Iranian Scientists Produce Transparent Nanocomposite Coatings with Longer Lifetime July 24th, 2014

Deadline Announced for Registration in 7th Int'l Nanotechnology Festival in Iran July 23rd, 2014

A Crystal Wedding in the Nanocosmos July 23rd, 2014

Aerospace/Space

National Space Society Calls For Less US Dependence On Russian Space Technology July 15th, 2014

Motorized Miniature Screw-Actuator Provides 20 nm Resolution, Based on Piezo Effect July 8th, 2014

NSS Pays Tribute to Space Pioneer Frederick I. Ordway III July 7th, 2014

Up in Flames: Evidence Confirms Combustion Theory: Berkeley Lab and University of Hawaii research outlines the story of soot, with implications for cleaner-burning fuels July 1st, 2014

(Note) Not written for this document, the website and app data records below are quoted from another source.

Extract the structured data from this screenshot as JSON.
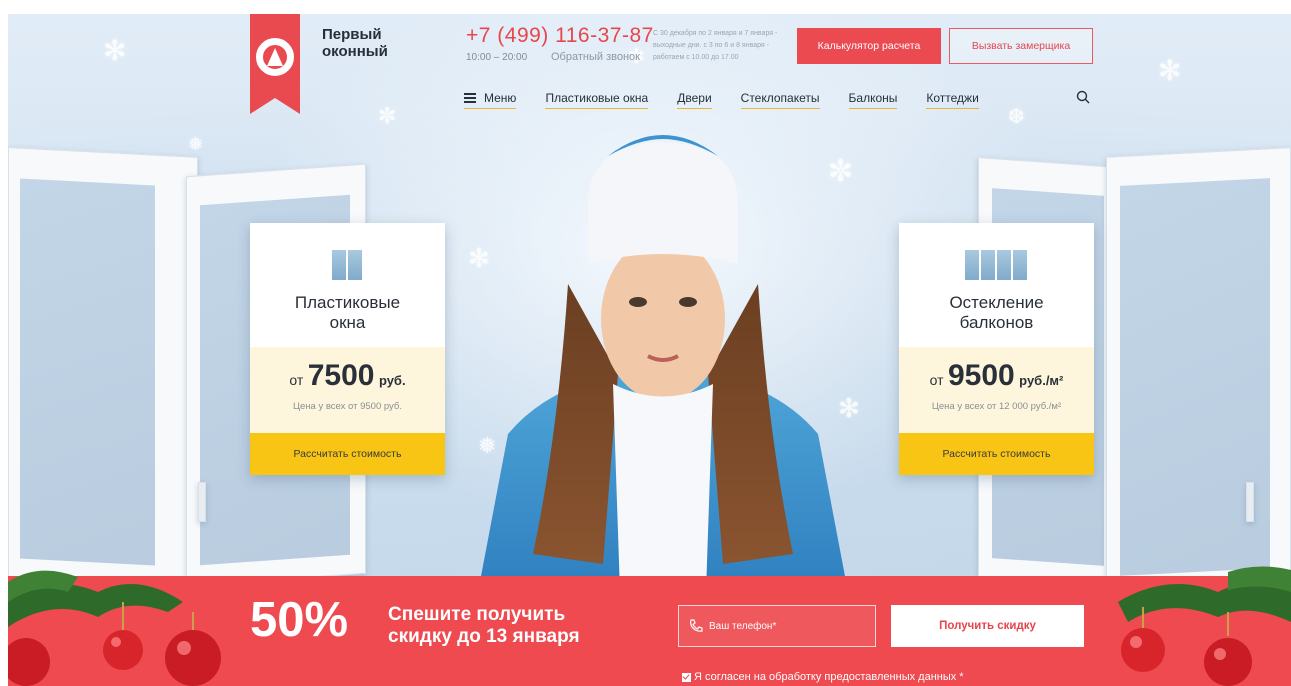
{
  "brand": {
    "line1": "Первый",
    "line2": "оконный"
  },
  "contact": {
    "phone": "+7 (499) 116-37-87",
    "hours": "10:00 – 20:00",
    "callback": "Обратный звонок",
    "holiday_note": "С 30 декабря по 2 января и 7 января - выходные дни. с 3 по 6 и 8 января - работаем с 10.00 до 17.00"
  },
  "header_buttons": {
    "calc": "Калькулятор расчета",
    "measure": "Вызвать замерщика"
  },
  "nav": {
    "menu": "Меню",
    "items": [
      "Пластиковые окна",
      "Двери",
      "Стеклопакеты",
      "Балконы",
      "Коттеджи"
    ]
  },
  "cards": [
    {
      "title1": "Пластиковые",
      "title2": "окна",
      "from": "от",
      "price": "7500",
      "unit": "руб.",
      "compare": "Цена у всех от 9500 руб.",
      "cta": "Рассчитать стоимость"
    },
    {
      "title1": "Остекление",
      "title2": "балконов",
      "from": "от",
      "price": "9500",
      "unit": "руб./м²",
      "compare": "Цена у всех от 12 000 руб./м²",
      "cta": "Рассчитать стоимость"
    }
  ],
  "promo": {
    "percent": "50%",
    "headline1": "Спешите получить",
    "headline2": "скидку до 13 января",
    "phone_placeholder": "Ваш телефон*",
    "button": "Получить скидку",
    "consent": "Я согласен на обработку предоставленных данных *"
  },
  "colors": {
    "accent_red": "#ee4a4f",
    "cta_yellow": "#f8c515",
    "price_bg": "#fdf6dd"
  }
}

Nanobiotechnology

Production of Non-Virus Nanocarriers with Highest Amount of Gene Delivery July 17th, 2014

Physicists Use Computer Models to Reveal Quantum Effects in Biological Oxygen Transport: The team solved a long-standing question by explaining why oxygen – and not deadly carbon monoxide – preferably binds to the proteins that transport it around the body. July 17th, 2014

Tiny DNA pyramids enter bacteria easily -- and deliver a deadly payload July 9th, 2014

Artificial cilia: Scientists from Kiel University develop nano-structured transportation system July 4th, 2014

NanoNews-Digest
The latest news from around the world, FREE



  Premium Products
NanoNews-Custom
Only the news you want to read!
 Learn More
NanoTech-Transfer
University Technology Transfer & Patents
 Learn More
NanoStrategies
Full-service, expert consulting
 Learn More














ASP
Nanotechnology Now Featured Books




NNN

The Hunger Project







© Copyright 1999-2014 7th Wave, Inc. All Rights Reserved PRIVACY POLICY :: CONTACT US :: STATS :: SITE MAP :: ADVERTISE